    A few things to remember:

    If you only hold the Power button to the right for five to 10 seconds you’ll just turn the unit OFF. You have to hold the power button to the right for at least 15 seconds.”

  12. Why thanks, Max … I’ll remember that. Main thing is to hold it 15secs and the rest should just follow? I think I can remember that!

  13. And then wait a few seconds. In my experience nothing happens for a bit, you have to patient with it as it just carries on looking dead for a little while.

  14. This is all very useful. A few years back I tried a first generation Sony eReader and ditched it after a month of “experimenting”. The straw that broke the camel’s back was the battery dying, without warning, 10-minutes in on a 3-hour train journey. And yes, I didn’t have any traditional books with me! (Why would I, I had an eReader loaded with about 100 classics!) Aaaargh.

    Anyway, with upcoming travels (after China I will be in Oz for 5 weeks) I figured a Kindle would be a good idea, if only to help keep my luggage weight down. I am yet to purchase one, but hope to do so in next week or so, so that I’ve got time to play with it before I head off.

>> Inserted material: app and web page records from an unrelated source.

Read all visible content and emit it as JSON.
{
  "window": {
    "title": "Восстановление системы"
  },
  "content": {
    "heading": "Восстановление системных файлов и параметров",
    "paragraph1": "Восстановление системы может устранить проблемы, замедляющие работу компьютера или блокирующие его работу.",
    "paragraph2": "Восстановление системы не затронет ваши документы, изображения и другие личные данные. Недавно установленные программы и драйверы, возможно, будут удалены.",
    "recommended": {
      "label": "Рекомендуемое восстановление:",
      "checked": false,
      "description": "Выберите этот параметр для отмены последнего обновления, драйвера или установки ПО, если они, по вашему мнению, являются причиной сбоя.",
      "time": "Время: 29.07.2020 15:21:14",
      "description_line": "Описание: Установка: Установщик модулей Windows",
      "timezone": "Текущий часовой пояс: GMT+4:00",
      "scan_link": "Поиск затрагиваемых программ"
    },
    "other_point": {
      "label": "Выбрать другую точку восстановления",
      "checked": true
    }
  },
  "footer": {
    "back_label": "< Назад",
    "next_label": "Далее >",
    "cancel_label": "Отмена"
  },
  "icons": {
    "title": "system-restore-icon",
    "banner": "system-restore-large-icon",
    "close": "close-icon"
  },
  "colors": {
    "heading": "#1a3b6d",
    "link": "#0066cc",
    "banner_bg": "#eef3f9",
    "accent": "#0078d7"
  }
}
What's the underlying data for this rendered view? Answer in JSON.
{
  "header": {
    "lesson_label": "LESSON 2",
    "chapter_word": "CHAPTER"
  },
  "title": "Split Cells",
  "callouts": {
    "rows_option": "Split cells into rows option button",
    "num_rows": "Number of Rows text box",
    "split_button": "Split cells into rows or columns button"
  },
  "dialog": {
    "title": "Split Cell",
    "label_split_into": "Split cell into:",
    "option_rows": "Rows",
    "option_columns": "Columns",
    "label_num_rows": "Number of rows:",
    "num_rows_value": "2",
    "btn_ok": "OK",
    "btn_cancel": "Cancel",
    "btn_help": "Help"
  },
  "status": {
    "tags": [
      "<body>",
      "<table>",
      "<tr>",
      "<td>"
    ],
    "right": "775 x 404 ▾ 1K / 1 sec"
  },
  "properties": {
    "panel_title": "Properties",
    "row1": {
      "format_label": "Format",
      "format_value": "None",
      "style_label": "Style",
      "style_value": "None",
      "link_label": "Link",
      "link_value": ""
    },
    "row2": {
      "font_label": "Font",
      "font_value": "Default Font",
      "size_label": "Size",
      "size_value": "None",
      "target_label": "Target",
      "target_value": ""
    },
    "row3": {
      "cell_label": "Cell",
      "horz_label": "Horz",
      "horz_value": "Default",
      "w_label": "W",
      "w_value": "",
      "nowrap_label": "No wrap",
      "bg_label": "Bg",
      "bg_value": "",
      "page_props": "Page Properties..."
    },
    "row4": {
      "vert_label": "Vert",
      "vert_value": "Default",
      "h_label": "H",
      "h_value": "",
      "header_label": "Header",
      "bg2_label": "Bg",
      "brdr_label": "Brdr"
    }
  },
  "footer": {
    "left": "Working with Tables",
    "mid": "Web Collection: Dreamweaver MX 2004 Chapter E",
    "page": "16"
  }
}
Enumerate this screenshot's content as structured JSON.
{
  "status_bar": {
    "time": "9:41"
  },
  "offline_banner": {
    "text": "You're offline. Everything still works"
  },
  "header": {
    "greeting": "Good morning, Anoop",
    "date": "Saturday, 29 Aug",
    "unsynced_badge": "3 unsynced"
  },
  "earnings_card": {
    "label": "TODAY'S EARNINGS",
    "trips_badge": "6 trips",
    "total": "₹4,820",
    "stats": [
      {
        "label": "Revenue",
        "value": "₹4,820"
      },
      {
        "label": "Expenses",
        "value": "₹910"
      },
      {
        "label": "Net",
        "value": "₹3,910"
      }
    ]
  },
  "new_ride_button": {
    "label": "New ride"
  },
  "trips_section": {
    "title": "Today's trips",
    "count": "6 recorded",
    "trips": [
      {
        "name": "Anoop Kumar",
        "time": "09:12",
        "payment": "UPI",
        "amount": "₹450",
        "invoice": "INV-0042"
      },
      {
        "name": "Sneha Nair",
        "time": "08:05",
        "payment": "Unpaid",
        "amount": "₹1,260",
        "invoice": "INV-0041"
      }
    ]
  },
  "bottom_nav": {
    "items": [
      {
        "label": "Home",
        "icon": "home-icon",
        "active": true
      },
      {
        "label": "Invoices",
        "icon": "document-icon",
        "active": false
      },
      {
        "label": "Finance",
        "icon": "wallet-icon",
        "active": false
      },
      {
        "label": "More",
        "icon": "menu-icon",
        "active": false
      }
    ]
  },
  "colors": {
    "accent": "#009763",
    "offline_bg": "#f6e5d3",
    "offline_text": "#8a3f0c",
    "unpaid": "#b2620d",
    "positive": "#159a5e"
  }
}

    Thanks for tip about plane travel – I’ll make sure to have a paperback on hand now!

  15. My battery also died without warning as noted above, once you get to the lower quartile as with many gadgets the battery meter gets less reliable. It lasted a good ten days before that happened though.

    Next time I’ll pack a book of short stories and the Kindle, the combo should work pretty well.

  16. Book of short stories and kindle sounds like the perfect way to go. I think that’s what I’ll do for my trip to Hong Kong this weekend.

  17. Max, can I ask if you bought a cover with your Kindle? I’ve heard the leather ones (as supplied by Amazon) can crack the screen… so I’m inclining towards a neoprene one but would be interested in hearing your thoughts.

  18. Hi,

    Sorry for the slow reply. I didn’t, the Amazon ones looked too pricy, so I’m waiting a bit.

    While travelling, I put it in a small sealable plastic bag of the sort used to put liquids in when travelling through security at airports. It protected the screen in the bag and meant if the bag got wet the Kindle wasn’t ruined.

    Low tech, but it did the trick for that trip.

  19. Cheers. I’ve bought an el-cheapo £5 neoprene one: it arrived today – I’m still waiting for the kindle.

  20. I bought the cover … I hadn’t heard anything about it cracking the screen. How can it do that? Anyhow, I must say I love the cover – because it protects the whole thing beautifully and I can hold it like a book. It just feels good. It was about $30 though. I didn’t buy the one with the light attached though.

Leave a Reply

Fill in your details below or click an icon to log in:

WordPress.com Logo

You are commenting using your WordPress.com account. Log Out / Change )

Twitter picture

You are commenting using your Twitter account. Log Out / Change )

Facebook photo

You are commenting using your Facebook account. Log Out / Change )

Google+ photo

You are commenting using your Google+ account. Log Out / Change )

Connecting to %s